**Element data from apps and pages**:
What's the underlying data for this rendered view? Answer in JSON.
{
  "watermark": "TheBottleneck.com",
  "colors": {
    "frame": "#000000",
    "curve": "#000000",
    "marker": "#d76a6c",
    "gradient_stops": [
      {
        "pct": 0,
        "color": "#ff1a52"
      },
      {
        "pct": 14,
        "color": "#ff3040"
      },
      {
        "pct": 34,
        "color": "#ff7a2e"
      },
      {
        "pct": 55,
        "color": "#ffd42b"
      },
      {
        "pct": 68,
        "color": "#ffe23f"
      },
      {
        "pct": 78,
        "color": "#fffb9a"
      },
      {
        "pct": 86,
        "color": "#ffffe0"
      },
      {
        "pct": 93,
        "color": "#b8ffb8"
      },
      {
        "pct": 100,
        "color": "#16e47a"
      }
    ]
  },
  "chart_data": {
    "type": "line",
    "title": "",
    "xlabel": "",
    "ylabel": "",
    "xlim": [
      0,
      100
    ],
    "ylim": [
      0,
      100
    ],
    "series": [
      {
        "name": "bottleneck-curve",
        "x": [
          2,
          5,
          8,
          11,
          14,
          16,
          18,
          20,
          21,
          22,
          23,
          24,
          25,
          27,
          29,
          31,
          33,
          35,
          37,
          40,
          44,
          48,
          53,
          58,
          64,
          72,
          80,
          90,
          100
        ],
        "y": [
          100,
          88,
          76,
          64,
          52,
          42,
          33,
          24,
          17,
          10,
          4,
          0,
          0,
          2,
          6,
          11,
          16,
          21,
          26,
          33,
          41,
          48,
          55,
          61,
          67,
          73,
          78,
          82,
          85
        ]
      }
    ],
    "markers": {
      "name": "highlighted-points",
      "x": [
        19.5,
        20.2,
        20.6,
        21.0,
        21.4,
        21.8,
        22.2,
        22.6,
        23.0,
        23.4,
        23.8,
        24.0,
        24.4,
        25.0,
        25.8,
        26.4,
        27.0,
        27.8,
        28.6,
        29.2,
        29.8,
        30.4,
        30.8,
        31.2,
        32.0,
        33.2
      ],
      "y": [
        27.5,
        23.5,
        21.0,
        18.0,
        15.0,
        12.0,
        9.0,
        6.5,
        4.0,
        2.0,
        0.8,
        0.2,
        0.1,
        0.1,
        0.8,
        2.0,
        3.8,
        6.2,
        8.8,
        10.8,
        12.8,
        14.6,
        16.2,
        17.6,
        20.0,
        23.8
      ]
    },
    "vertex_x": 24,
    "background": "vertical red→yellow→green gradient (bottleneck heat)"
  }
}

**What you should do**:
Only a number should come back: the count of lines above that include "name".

**Worked solution**:
2